→ **Exercise requirements**:
Beginning at the line that contains "Read all visible content and emit it as JSON.", repeat each line exactly through the last one of the records below, and leave out the pictures.
Data to use Block Start
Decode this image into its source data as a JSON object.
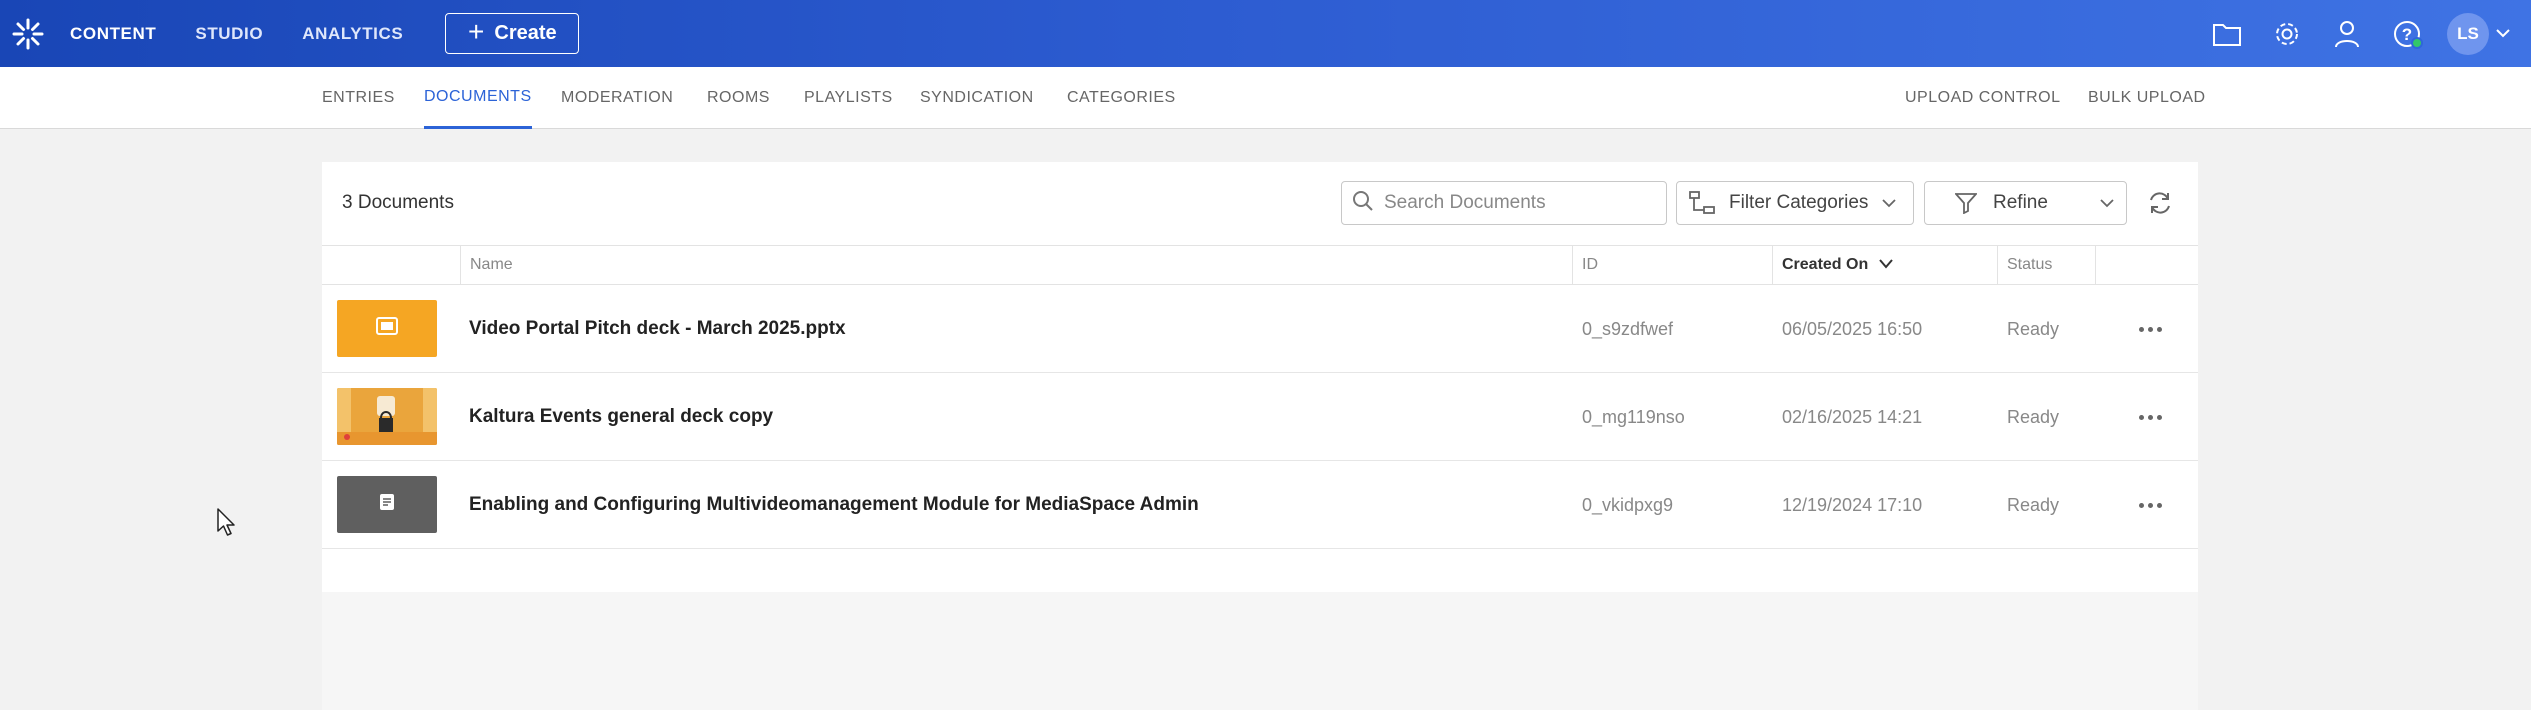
{
  "topbar": {
    "nav": [
      {
        "label": "CONTENT",
        "active": true
      },
      {
        "label": "STUDIO",
        "active": false
      },
      {
        "label": "ANALYTICS",
        "active": false
      }
    ],
    "create_label": "Create",
    "user_initials": "LS",
    "icons": [
      "folder-icon",
      "gear-icon",
      "user-icon",
      "help-icon",
      "chevron-down-icon"
    ]
  },
  "subnav": {
    "tabs": [
      {
        "label": "ENTRIES"
      },
      {
        "label": "DOCUMENTS",
        "active": true
      },
      {
        "label": "MODERATION"
      },
      {
        "label": "ROOMS"
      },
      {
        "label": "PLAYLISTS"
      },
      {
        "label": "SYNDICATION"
      },
      {
        "label": "CATEGORIES"
      }
    ],
    "right": [
      {
        "label": "UPLOAD CONTROL"
      },
      {
        "label": "BULK UPLOAD"
      }
    ]
  },
  "toolbar": {
    "count_label": "3 Documents",
    "search_placeholder": "Search Documents",
    "filter_categories_label": "Filter Categories",
    "refine_label": "Refine"
  },
  "table": {
    "columns": {
      "name": "Name",
      "id": "ID",
      "created_on": "Created On",
      "status": "Status"
    },
    "sorted_by": "Created On",
    "rows": [
      {
        "name": "Video Portal Pitch deck - March 2025.pptx",
        "id": "0_s9zdfwef",
        "created_on": "06/05/2025 16:50",
        "status": "Ready",
        "thumb_color": "#f5a623",
        "thumb_icon": "presentation-icon"
      },
      {
        "name": "Kaltura Events general deck copy",
        "id": "0_mg119nso",
        "created_on": "02/16/2025 14:21",
        "status": "Ready",
        "thumb_color": "#e8a83b",
        "thumb_icon": "image-thumbnail"
      },
      {
        "name": "Enabling and Configuring Multivideomanagement Module for MediaSpace Admin",
        "id": "0_vkidpxg9",
        "created_on": "12/19/2024 17:10",
        "status": "Ready",
        "thumb_color": "#5f5f5f",
        "thumb_icon": "document-icon"
      }
    ]
  },
  "colors": {
    "accent": "#2c63d7",
    "topbar_start": "#1946b6",
    "topbar_end": "#3f73e4"
  }
}
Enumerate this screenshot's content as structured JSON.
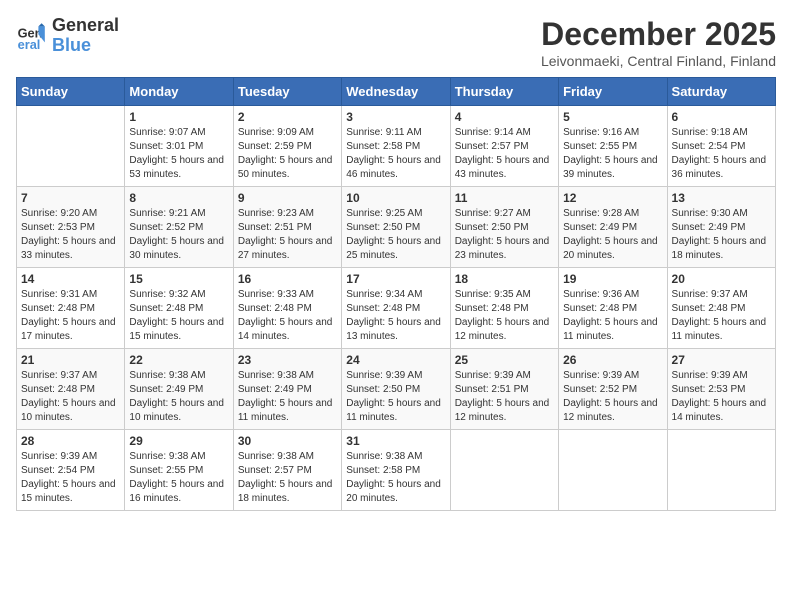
{
  "header": {
    "logo_general": "General",
    "logo_blue": "Blue",
    "month": "December 2025",
    "location": "Leivonmaeki, Central Finland, Finland"
  },
  "days_of_week": [
    "Sunday",
    "Monday",
    "Tuesday",
    "Wednesday",
    "Thursday",
    "Friday",
    "Saturday"
  ],
  "weeks": [
    [
      {
        "day": "",
        "sunrise": "",
        "sunset": "",
        "daylight": ""
      },
      {
        "day": "1",
        "sunrise": "Sunrise: 9:07 AM",
        "sunset": "Sunset: 3:01 PM",
        "daylight": "Daylight: 5 hours and 53 minutes."
      },
      {
        "day": "2",
        "sunrise": "Sunrise: 9:09 AM",
        "sunset": "Sunset: 2:59 PM",
        "daylight": "Daylight: 5 hours and 50 minutes."
      },
      {
        "day": "3",
        "sunrise": "Sunrise: 9:11 AM",
        "sunset": "Sunset: 2:58 PM",
        "daylight": "Daylight: 5 hours and 46 minutes."
      },
      {
        "day": "4",
        "sunrise": "Sunrise: 9:14 AM",
        "sunset": "Sunset: 2:57 PM",
        "daylight": "Daylight: 5 hours and 43 minutes."
      },
      {
        "day": "5",
        "sunrise": "Sunrise: 9:16 AM",
        "sunset": "Sunset: 2:55 PM",
        "daylight": "Daylight: 5 hours and 39 minutes."
      },
      {
        "day": "6",
        "sunrise": "Sunrise: 9:18 AM",
        "sunset": "Sunset: 2:54 PM",
        "daylight": "Daylight: 5 hours and 36 minutes."
      }
    ],
    [
      {
        "day": "7",
        "sunrise": "Sunrise: 9:20 AM",
        "sunset": "Sunset: 2:53 PM",
        "daylight": "Daylight: 5 hours and 33 minutes."
      },
      {
        "day": "8",
        "sunrise": "Sunrise: 9:21 AM",
        "sunset": "Sunset: 2:52 PM",
        "daylight": "Daylight: 5 hours and 30 minutes."
      },
      {
        "day": "9",
        "sunrise": "Sunrise: 9:23 AM",
        "sunset": "Sunset: 2:51 PM",
        "daylight": "Daylight: 5 hours and 27 minutes."
      },
      {
        "day": "10",
        "sunrise": "Sunrise: 9:25 AM",
        "sunset": "Sunset: 2:50 PM",
        "daylight": "Daylight: 5 hours and 25 minutes."
      },
      {
        "day": "11",
        "sunrise": "Sunrise: 9:27 AM",
        "sunset": "Sunset: 2:50 PM",
        "daylight": "Daylight: 5 hours and 23 minutes."
      },
      {
        "day": "12",
        "sunrise": "Sunrise: 9:28 AM",
        "sunset": "Sunset: 2:49 PM",
        "daylight": "Daylight: 5 hours and 20 minutes."
      },
      {
        "day": "13",
        "sunrise": "Sunrise: 9:30 AM",
        "sunset": "Sunset: 2:49 PM",
        "daylight": "Daylight: 5 hours and 18 minutes."
      }
    ],
    [
      {
        "day": "14",
        "sunrise": "Sunrise: 9:31 AM",
        "sunset": "Sunset: 2:48 PM",
        "daylight": "Daylight: 5 hours and 17 minutes."
      },
      {
        "day": "15",
        "sunrise": "Sunrise: 9:32 AM",
        "sunset": "Sunset: 2:48 PM",
        "daylight": "Daylight: 5 hours and 15 minutes."
      },
      {
        "day": "16",
        "sunrise": "Sunrise: 9:33 AM",
        "sunset": "Sunset: 2:48 PM",
        "daylight": "Daylight: 5 hours and 14 minutes."
      },
      {
        "day": "17",
        "sunrise": "Sunrise: 9:34 AM",
        "sunset": "Sunset: 2:48 PM",
        "daylight": "Daylight: 5 hours and 13 minutes."
      },
      {
        "day": "18",
        "sunrise": "Sunrise: 9:35 AM",
        "sunset": "Sunset: 2:48 PM",
        "daylight": "Daylight: 5 hours and 12 minutes."
      },
      {
        "day": "19",
        "sunrise": "Sunrise: 9:36 AM",
        "sunset": "Sunset: 2:48 PM",
        "daylight": "Daylight: 5 hours and 11 minutes."
      },
      {
        "day": "20",
        "sunrise": "Sunrise: 9:37 AM",
        "sunset": "Sunset: 2:48 PM",
        "daylight": "Daylight: 5 hours and 11 minutes."
      }
    ],
    [
      {
        "day": "21",
        "sunrise": "Sunrise: 9:37 AM",
        "sunset": "Sunset: 2:48 PM",
        "daylight": "Daylight: 5 hours and 10 minutes."
      },
      {
        "day": "22",
        "sunrise": "Sunrise: 9:38 AM",
        "sunset": "Sunset: 2:49 PM",
        "daylight": "Daylight: 5 hours and 10 minutes."
      },
      {
        "day": "23",
        "sunrise": "Sunrise: 9:38 AM",
        "sunset": "Sunset: 2:49 PM",
        "daylight": "Daylight: 5 hours and 11 minutes."
      },
      {
        "day": "24",
        "sunrise": "Sunrise: 9:39 AM",
        "sunset": "Sunset: 2:50 PM",
        "daylight": "Daylight: 5 hours and 11 minutes."
      },
      {
        "day": "25",
        "sunrise": "Sunrise: 9:39 AM",
        "sunset": "Sunset: 2:51 PM",
        "daylight": "Daylight: 5 hours and 12 minutes."
      },
      {
        "day": "26",
        "sunrise": "Sunrise: 9:39 AM",
        "sunset": "Sunset: 2:52 PM",
        "daylight": "Daylight: 5 hours and 12 minutes."
      },
      {
        "day": "27",
        "sunrise": "Sunrise: 9:39 AM",
        "sunset": "Sunset: 2:53 PM",
        "daylight": "Daylight: 5 hours and 14 minutes."
      }
    ],
    [
      {
        "day": "28",
        "sunrise": "Sunrise: 9:39 AM",
        "sunset": "Sunset: 2:54 PM",
        "daylight": "Daylight: 5 hours and 15 minutes."
      },
      {
        "day": "29",
        "sunrise": "Sunrise: 9:38 AM",
        "sunset": "Sunset: 2:55 PM",
        "daylight": "Daylight: 5 hours and 16 minutes."
      },
      {
        "day": "30",
        "sunrise": "Sunrise: 9:38 AM",
        "sunset": "Sunset: 2:57 PM",
        "daylight": "Daylight: 5 hours and 18 minutes."
      },
      {
        "day": "31",
        "sunrise": "Sunrise: 9:38 AM",
        "sunset": "Sunset: 2:58 PM",
        "daylight": "Daylight: 5 hours and 20 minutes."
      },
      {
        "day": "",
        "sunrise": "",
        "sunset": "",
        "daylight": ""
      },
      {
        "day": "",
        "sunrise": "",
        "sunset": "",
        "daylight": ""
      },
      {
        "day": "",
        "sunrise": "",
        "sunset": "",
        "daylight": ""
      }
    ]
  ]
}
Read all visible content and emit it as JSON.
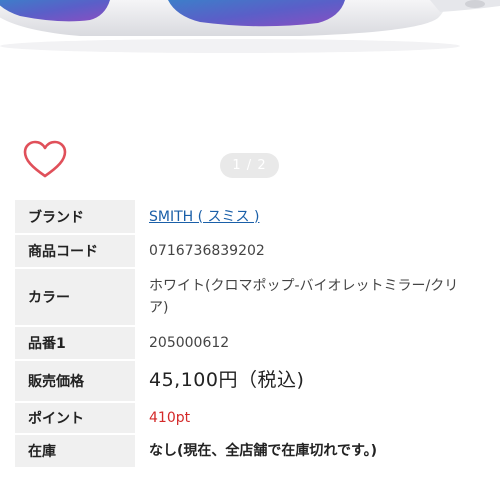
{
  "product": {
    "color_accent": "#e0505a",
    "favorite_icon": "heart-outline-icon",
    "pager": "1 / 2"
  },
  "specs": {
    "brand_label": "ブランド",
    "brand_value": "SMITH ( スミス )",
    "code_label": "商品コード",
    "code_value": "0716736839202",
    "color_label": "カラー",
    "color_value": "ホワイト(クロマポップ-バイオレットミラー/クリア)",
    "number_label": "品番1",
    "number_value": "205000612",
    "price_label": "販売価格",
    "price_value": "45,100円（税込)",
    "point_label": "ポイント",
    "point_value": "410pt",
    "stock_label": "在庫",
    "stock_value": "なし(現在、全店舗で在庫切れです。)"
  }
}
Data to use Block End
→ **Exercise response**:
Read all visible content and emit it as JSON.
{
  "product": {
    "color_accent": "#e0505a",
    "favorite_icon": "heart-outline-icon",
    "pager": "1 / 2"
  },
  "specs": {
    "brand_label": "ブランド",
    "brand_value": "SMITH ( スミス )",
    "code_label": "商品コード",
    "code_value": "0716736839202",
    "color_label": "カラー",
    "color_value": "ホワイト(クロマポップ-バイオレットミラー/クリア)",
    "number_label": "品番1",
    "number_value": "205000612",
    "price_label": "販売価格",
    "price_value": "45,100円（税込)",
    "point_label": "ポイント",
    "point_value": "410pt",
    "stock_label": "在庫",
    "stock_value": "なし(現在、全店舗で在庫切れです。)"
  }
}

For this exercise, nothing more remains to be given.